WORK INSTRUCTIONS | Reprint every entry, character for character.

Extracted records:

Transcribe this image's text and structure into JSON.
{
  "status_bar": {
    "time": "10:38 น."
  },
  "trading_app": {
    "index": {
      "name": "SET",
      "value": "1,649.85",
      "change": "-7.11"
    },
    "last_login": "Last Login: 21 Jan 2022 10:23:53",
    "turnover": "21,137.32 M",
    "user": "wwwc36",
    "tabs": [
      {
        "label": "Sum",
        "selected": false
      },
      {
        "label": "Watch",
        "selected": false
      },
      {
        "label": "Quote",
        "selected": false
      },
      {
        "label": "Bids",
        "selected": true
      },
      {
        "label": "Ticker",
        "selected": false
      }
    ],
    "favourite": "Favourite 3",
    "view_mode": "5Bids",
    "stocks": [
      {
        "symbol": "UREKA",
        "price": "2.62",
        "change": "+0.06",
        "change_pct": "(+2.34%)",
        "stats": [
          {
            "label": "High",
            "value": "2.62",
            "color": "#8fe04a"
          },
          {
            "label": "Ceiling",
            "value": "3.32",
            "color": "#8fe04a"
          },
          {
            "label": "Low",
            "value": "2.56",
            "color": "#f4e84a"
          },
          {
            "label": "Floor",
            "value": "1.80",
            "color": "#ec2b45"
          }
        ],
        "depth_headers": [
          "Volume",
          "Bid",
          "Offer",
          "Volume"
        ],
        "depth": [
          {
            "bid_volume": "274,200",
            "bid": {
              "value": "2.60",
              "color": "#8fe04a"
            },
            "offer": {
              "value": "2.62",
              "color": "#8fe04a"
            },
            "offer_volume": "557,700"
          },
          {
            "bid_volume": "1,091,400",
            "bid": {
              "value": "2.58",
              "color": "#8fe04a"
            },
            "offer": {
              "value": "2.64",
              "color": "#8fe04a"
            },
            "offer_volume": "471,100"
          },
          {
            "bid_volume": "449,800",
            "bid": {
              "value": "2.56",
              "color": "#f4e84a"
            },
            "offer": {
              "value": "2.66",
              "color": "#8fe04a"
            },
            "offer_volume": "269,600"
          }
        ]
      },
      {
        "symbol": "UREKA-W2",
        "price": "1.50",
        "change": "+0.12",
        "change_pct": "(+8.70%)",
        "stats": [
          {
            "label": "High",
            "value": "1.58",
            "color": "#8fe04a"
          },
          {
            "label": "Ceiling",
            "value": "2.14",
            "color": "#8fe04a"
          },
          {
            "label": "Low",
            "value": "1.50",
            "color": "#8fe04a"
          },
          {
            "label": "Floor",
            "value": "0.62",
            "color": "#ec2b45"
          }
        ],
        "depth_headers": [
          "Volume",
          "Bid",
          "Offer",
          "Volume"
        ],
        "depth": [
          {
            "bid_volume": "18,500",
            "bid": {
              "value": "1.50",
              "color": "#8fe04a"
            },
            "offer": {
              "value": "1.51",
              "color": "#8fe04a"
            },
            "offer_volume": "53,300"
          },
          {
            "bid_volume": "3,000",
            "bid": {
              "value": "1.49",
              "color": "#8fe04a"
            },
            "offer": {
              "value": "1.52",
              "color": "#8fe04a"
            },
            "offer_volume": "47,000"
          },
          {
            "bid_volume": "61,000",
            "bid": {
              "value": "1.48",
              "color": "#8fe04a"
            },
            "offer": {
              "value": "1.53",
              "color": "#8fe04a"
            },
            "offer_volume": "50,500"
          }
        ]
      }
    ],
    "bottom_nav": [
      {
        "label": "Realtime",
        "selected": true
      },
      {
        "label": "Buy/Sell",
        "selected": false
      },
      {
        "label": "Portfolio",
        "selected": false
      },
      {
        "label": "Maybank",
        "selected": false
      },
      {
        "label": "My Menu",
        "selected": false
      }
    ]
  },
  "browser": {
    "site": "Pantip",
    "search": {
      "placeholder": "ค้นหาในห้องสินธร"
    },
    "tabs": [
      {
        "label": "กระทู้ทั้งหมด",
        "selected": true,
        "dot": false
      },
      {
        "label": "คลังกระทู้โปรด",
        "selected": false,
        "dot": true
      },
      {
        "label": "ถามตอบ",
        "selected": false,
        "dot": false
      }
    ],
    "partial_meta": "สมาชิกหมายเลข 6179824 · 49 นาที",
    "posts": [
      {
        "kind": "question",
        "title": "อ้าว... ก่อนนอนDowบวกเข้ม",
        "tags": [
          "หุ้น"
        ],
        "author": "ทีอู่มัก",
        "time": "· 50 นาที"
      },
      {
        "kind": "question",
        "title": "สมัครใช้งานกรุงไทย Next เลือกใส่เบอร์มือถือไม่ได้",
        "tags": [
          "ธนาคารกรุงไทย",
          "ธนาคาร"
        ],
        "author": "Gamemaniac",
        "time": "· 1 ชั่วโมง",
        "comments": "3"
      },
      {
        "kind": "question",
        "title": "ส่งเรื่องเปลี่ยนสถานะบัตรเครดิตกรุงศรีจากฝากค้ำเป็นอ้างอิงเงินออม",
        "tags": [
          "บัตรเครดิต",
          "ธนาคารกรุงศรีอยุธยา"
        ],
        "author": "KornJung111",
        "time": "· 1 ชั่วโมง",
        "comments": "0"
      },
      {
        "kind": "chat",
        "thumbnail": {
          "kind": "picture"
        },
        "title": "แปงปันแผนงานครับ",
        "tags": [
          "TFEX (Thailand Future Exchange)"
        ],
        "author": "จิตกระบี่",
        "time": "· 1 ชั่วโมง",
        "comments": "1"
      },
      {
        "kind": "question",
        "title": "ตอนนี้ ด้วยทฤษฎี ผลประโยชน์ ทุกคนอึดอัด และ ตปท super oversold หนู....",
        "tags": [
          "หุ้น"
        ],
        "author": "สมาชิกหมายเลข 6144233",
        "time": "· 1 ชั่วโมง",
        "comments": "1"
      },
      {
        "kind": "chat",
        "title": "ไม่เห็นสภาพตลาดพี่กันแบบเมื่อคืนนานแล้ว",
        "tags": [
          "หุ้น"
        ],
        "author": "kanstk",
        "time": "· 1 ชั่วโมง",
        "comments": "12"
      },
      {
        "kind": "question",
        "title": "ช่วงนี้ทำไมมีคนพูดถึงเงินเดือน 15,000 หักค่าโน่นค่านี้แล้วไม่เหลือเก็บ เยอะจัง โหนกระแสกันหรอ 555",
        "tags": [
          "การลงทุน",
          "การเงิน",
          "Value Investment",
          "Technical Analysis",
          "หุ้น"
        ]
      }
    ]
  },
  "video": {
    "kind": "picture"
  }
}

ANSWER TO THE EXERCISE |
Transcribe this image's text and structure into JSON.
{
  "status_bar": {
    "time": "10:38 น."
  },
  "trading_app": {
    "index": {
      "name": "SET",
      "value": "1,649.85",
      "change": "-7.11"
    },
    "last_login": "Last Login: 21 Jan 2022 10:23:53",
    "turnover": "21,137.32 M",
    "user": "wwwc36",
    "tabs": [
      {
        "label": "Sum",
        "selected": false
      },
      {
        "label": "Watch",
        "selected": false
      },
      {
        "label": "Quote",
        "selected": false
      },
      {
        "label": "Bids",
        "selected": true
      },
      {
        "label": "Ticker",
        "selected": false
      }
    ],
    "favourite": "Favourite 3",
    "view_mode": "5Bids",
    "stocks": [
      {
        "symbol": "UREKA",
        "price": "2.62",
        "change": "+0.06",
        "change_pct": "(+2.34%)",
        "stats": [
          {
            "label": "High",
            "value": "2.62",
            "color": "#8fe04a"
          },
          {
            "label": "Ceiling",
            "value": "3.32",
            "color": "#8fe04a"
          },
          {
            "label": "Low",
            "value": "2.56",
            "color": "#f4e84a"
          },
          {
            "label": "Floor",
            "value": "1.80",
            "color": "#ec2b45"
          }
        ],
        "depth_headers": [
          "Volume",
          "Bid",
          "Offer",
          "Volume"
        ],
        "depth": [
          {
            "bid_volume": "274,200",
            "bid": {
              "value": "2.60",
              "color": "#8fe04a"
            },
            "offer": {
              "value": "2.62",
              "color": "#8fe04a"
            },
            "offer_volume": "557,700"
          },
          {
            "bid_volume": "1,091,400",
            "bid": {
              "value": "2.58",
              "color": "#8fe04a"
            },
            "offer": {
              "value": "2.64",
              "color": "#8fe04a"
            },
            "offer_volume": "471,100"
          },
          {
            "bid_volume": "449,800",
            "bid": {
              "value": "2.56",
              "color": "#f4e84a"
            },
            "offer": {
              "value": "2.66",
              "color": "#8fe04a"
            },
            "offer_volume": "269,600"
          }
        ]
      },
      {
        "symbol": "UREKA-W2",
        "price": "1.50",
        "change": "+0.12",
        "change_pct": "(+8.70%)",
        "stats": [
          {
            "label": "High",
            "value": "1.58",
            "color": "#8fe04a"
          },
          {
            "label": "Ceiling",
            "value": "2.14",
            "color": "#8fe04a"
          },
          {
            "label": "Low",
            "value": "1.50",
            "color": "#8fe04a"
          },
          {
            "label": "Floor",
            "value": "0.62",
            "color": "#ec2b45"
          }
        ],
        "depth_headers": [
          "Volume",
          "Bid",
          "Offer",
          "Volume"
        ],
        "depth": [
          {
            "bid_volume": "18,500",
            "bid": {
              "value": "1.50",
              "color": "#8fe04a"
            },
            "offer": {
              "value": "1.51",
              "color": "#8fe04a"
            },
            "offer_volume": "53,300"
          },
          {
            "bid_volume": "3,000",
            "bid": {
              "value": "1.49",
              "color": "#8fe04a"
            },
            "offer": {
              "value": "1.52",
              "color": "#8fe04a"
            },
            "offer_volume": "47,000"
          },
          {
            "bid_volume": "61,000",
            "bid": {
              "value": "1.48",
              "color": "#8fe04a"
            },
            "offer": {
              "value": "1.53",
              "color": "#8fe04a"
            },
            "offer_volume": "50,500"
          }
        ]
      }
    ],
    "bottom_nav": [
      {
        "label": "Realtime",
        "selected": true
      },
      {
        "label": "Buy/Sell",
        "selected": false
      },
      {
        "label": "Portfolio",
        "selected": false
      },
      {
        "label": "Maybank",
        "selected": false
      },
      {
        "label": "My Menu",
        "selected": false
      }
    ]
  },
  "browser": {
    "site": "Pantip",
    "search": {
      "placeholder": "ค้นหาในห้องสินธร"
    },
    "tabs": [
      {
        "label": "กระทู้ทั้งหมด",
        "selected": true,
        "dot": false
      },
      {
        "label": "คลังกระทู้โปรด",
        "selected": false,
        "dot": true
      },
      {
        "label": "ถามตอบ",
        "selected": false,
        "dot": false
      }
    ],
    "partial_meta": "สมาชิกหมายเลข 6179824 · 49 นาที",
    "posts": [
      {
        "kind": "question",
        "title": "อ้าว... ก่อนนอนDowบวกเข้ม",
        "tags": [
          "หุ้น"
        ],
        "author": "ทีอู่มัก",
        "time": "· 50 นาที"
      },
      {
        "kind": "question",
        "title": "สมัครใช้งานกรุงไทย Next เลือกใส่เบอร์มือถือไม่ได้",
        "tags": [
          "ธนาคารกรุงไทย",
          "ธนาคาร"
        ],
        "author": "Gamemaniac",
        "time": "· 1 ชั่วโมง",
        "comments": "3"
      },
      {
        "kind": "question",
        "title": "ส่งเรื่องเปลี่ยนสถานะบัตรเครดิตกรุงศรีจากฝากค้ำเป็นอ้างอิงเงินออม",
        "tags": [
          "บัตรเครดิต",
          "ธนาคารกรุงศรีอยุธยา"
        ],
        "author": "KornJung111",
        "time": "· 1 ชั่วโมง",
        "comments": "0"
      },
      {
        "kind": "chat",
        "thumbnail": {
          "kind": "picture"
        },
        "title": "แปงปันแผนงานครับ",
        "tags": [
          "TFEX (Thailand Future Exchange)"
        ],
        "author": "จิตกระบี่",
        "time": "· 1 ชั่วโมง",
        "comments": "1"
      },
      {
        "kind": "question",
        "title": "ตอนนี้ ด้วยทฤษฎี ผลประโยชน์ ทุกคนอึดอัด และ ตปท super oversold หนู....",
        "tags": [
          "หุ้น"
        ],
        "author": "สมาชิกหมายเลข 6144233",
        "time": "· 1 ชั่วโมง",
        "comments": "1"
      },
      {
        "kind": "chat",
        "title": "ไม่เห็นสภาพตลาดพี่กันแบบเมื่อคืนนานแล้ว",
        "tags": [
          "หุ้น"
        ],
        "author": "kanstk",
        "time": "· 1 ชั่วโมง",
        "comments": "12"
      },
      {
        "kind": "question",
        "title": "ช่วงนี้ทำไมมีคนพูดถึงเงินเดือน 15,000 หักค่าโน่นค่านี้แล้วไม่เหลือเก็บ เยอะจัง โหนกระแสกันหรอ 555",
        "tags": [
          "การลงทุน",
          "การเงิน",
          "Value Investment",
          "Technical Analysis",
          "หุ้น"
        ]
      }
    ]
  },
  "video": {
    "kind": "picture"
  }
}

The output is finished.